- What the task asks -
The string "heading" may appear in lines of the listing. Report each line where it does.

- Information provided -
# # #

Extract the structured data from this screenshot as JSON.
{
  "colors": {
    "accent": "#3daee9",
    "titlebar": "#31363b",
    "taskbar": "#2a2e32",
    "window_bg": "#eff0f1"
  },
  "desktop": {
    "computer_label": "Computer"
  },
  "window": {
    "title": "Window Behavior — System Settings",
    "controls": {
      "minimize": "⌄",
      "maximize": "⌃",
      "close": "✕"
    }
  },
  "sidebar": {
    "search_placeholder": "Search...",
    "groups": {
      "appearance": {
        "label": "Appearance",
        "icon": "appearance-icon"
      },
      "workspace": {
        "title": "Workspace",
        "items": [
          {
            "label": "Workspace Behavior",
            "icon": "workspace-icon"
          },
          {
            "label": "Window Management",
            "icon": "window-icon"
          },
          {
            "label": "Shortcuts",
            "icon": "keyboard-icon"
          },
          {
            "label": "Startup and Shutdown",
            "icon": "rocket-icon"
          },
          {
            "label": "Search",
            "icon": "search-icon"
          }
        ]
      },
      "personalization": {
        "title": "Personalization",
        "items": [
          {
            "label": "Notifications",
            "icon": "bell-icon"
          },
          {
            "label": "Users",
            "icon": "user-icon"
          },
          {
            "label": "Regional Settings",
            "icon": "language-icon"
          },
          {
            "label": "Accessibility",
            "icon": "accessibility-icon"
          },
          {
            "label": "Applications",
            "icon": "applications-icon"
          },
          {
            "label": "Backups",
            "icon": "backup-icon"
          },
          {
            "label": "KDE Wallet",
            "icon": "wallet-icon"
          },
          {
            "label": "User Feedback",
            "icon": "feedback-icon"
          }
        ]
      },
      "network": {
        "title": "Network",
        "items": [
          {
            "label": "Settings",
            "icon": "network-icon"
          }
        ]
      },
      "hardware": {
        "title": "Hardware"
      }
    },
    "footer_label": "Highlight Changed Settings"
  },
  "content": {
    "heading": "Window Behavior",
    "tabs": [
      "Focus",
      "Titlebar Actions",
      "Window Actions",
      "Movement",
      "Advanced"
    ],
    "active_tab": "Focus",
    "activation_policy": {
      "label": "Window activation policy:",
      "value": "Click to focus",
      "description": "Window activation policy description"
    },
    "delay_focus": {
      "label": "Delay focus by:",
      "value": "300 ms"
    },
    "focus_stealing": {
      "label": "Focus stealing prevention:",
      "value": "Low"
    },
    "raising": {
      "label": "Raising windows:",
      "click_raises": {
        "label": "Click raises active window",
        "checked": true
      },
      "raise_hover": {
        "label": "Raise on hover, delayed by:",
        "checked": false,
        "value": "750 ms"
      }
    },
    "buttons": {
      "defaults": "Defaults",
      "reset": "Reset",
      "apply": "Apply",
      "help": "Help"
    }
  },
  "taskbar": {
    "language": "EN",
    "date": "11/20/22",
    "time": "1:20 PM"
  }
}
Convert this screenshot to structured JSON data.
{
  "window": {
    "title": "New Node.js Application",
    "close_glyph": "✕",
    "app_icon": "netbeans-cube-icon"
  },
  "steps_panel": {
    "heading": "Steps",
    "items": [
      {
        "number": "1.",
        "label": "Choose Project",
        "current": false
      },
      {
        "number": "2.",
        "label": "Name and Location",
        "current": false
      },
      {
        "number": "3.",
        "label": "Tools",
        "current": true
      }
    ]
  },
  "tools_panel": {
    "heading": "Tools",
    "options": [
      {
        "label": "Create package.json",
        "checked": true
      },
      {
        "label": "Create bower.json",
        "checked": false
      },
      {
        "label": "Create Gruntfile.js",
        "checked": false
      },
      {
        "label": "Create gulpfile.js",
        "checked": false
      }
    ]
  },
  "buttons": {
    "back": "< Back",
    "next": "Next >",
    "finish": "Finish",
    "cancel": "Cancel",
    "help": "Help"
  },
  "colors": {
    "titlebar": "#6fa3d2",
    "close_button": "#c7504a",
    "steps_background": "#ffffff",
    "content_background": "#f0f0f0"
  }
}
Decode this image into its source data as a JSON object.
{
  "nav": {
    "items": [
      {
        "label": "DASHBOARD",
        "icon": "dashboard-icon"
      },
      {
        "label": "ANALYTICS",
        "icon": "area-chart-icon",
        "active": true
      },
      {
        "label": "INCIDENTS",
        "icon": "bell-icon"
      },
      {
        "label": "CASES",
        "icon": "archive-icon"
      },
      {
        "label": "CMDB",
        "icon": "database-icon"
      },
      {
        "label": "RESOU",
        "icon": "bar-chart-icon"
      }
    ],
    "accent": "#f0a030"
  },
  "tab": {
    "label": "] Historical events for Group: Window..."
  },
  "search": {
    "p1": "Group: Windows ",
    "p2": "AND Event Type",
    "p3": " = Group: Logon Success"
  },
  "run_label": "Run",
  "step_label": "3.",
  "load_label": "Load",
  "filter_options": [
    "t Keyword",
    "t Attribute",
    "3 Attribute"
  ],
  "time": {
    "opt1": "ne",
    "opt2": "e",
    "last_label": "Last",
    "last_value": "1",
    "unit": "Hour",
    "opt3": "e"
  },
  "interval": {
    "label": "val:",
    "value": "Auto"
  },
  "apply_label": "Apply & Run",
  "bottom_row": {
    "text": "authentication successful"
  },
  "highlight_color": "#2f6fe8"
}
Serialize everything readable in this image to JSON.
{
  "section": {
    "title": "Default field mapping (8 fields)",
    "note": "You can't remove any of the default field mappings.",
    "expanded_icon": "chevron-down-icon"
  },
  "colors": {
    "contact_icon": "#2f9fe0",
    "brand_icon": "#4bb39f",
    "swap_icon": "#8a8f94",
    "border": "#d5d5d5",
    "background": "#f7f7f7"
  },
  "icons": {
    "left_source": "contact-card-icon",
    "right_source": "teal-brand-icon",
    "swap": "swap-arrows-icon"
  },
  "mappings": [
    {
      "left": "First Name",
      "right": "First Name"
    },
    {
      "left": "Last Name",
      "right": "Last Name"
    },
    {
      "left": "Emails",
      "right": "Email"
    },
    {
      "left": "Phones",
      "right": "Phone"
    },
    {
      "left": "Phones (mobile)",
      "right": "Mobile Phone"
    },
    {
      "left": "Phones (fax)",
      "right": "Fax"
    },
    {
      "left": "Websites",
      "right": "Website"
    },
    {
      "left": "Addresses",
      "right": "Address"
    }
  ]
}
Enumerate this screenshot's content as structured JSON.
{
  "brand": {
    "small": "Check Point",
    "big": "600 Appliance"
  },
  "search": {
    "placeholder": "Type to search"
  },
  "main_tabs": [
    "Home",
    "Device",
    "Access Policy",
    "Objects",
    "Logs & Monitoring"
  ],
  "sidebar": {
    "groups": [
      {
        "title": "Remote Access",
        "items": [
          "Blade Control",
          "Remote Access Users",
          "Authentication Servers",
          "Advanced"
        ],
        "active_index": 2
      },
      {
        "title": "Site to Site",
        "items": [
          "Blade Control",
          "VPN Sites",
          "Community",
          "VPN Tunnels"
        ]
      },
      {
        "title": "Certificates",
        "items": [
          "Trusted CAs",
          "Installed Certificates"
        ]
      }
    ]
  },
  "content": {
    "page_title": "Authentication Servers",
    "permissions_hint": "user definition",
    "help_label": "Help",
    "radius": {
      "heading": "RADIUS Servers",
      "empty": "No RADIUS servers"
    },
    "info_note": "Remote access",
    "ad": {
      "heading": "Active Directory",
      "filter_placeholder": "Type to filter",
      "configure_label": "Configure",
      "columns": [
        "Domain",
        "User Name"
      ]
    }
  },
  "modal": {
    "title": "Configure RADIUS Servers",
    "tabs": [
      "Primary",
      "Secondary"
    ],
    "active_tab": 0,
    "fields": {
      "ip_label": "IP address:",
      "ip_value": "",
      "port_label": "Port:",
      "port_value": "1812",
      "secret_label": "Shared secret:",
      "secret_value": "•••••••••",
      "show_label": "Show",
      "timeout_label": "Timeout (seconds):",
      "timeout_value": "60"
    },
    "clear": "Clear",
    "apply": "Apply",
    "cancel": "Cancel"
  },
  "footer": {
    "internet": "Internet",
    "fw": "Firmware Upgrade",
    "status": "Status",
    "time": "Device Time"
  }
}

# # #

- Response below -
    "heading": "Window Behavior",
    "heading": "Steps",
    "heading": "Tools",
      "heading": "RADIUS Servers",
      "heading": "Active Directory",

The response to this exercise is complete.